by Patrick Howse25 Aug 2013
The Thames flows towards its highest tide, gently
Lapping over its banks from Hammersmith to Kew.
The river is determined, for now,
Not to flow to the sea, but to follow its tidal impulse
And make a lake of its floodplain.
Still the tide rises, the majestic water flowing
Unhurried, but with enormous force
The wrong way, upstream, suddenly recognisable
As an Amazon or a Nile separating Middlesex from Surrey.
Each minute each smug shore drifts further apart.
Gulls float on the body of the water, passively allowing
It to take them wherever it wishes.
One, her breast as white and fluffy as a kitten,
Her slate grey back as harsh as
A goose-stepping Prussian, catches
Something from the glinting silver-brown surface.

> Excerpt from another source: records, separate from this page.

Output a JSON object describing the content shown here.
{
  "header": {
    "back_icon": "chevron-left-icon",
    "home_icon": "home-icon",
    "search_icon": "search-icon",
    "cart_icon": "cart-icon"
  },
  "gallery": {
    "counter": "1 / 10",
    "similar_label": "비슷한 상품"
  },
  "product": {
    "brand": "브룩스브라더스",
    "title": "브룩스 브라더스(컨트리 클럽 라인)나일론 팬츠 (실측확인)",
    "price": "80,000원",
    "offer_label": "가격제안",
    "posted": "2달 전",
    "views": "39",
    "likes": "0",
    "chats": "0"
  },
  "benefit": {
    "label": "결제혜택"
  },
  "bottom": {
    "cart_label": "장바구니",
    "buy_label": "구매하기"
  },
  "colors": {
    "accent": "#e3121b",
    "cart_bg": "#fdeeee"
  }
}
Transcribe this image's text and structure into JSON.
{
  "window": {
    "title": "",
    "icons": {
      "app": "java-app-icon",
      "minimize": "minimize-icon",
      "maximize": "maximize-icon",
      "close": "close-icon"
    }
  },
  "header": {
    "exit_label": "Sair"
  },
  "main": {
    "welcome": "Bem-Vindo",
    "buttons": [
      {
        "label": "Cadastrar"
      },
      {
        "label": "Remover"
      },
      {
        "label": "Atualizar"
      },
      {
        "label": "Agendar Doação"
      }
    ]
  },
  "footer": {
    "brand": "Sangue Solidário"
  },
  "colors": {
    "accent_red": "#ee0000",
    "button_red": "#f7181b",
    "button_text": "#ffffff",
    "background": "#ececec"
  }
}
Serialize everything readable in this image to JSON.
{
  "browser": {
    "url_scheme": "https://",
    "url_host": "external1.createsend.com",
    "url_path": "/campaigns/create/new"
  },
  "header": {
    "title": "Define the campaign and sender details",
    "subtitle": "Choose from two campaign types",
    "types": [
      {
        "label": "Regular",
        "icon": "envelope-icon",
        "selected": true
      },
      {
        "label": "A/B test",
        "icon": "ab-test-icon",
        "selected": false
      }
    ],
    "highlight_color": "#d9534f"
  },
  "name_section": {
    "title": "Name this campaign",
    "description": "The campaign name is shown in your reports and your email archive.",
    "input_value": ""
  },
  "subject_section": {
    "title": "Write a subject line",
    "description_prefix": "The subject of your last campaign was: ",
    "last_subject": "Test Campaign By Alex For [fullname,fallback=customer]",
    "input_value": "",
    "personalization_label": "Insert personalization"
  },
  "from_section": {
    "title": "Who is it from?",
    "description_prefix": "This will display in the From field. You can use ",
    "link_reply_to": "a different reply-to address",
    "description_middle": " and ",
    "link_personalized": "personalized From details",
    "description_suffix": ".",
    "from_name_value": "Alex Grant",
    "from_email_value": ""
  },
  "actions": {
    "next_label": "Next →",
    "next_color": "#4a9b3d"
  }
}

In her savage yellow bill she grips a rat.
She manoeuvres the wriggling body until the snout
Begins its jerky journey down the chasm-throat.
Now feeble pawing feet are on the brink,
The tail thrashing as the rat wonders
Whether this is quite the sort of dark
Passageway he fancies slipping down to explore.
With a Serengeti-wild abruptness he’s gone,
And the bright eye of the gull sparkles
As she bobs slightly lower in the water,
And preens with her razor beak
The imperfections from her self-satisfied feathers.
Appeased, the water slowly becomes still,
And Imperceptibly turns back
To flow to the sea.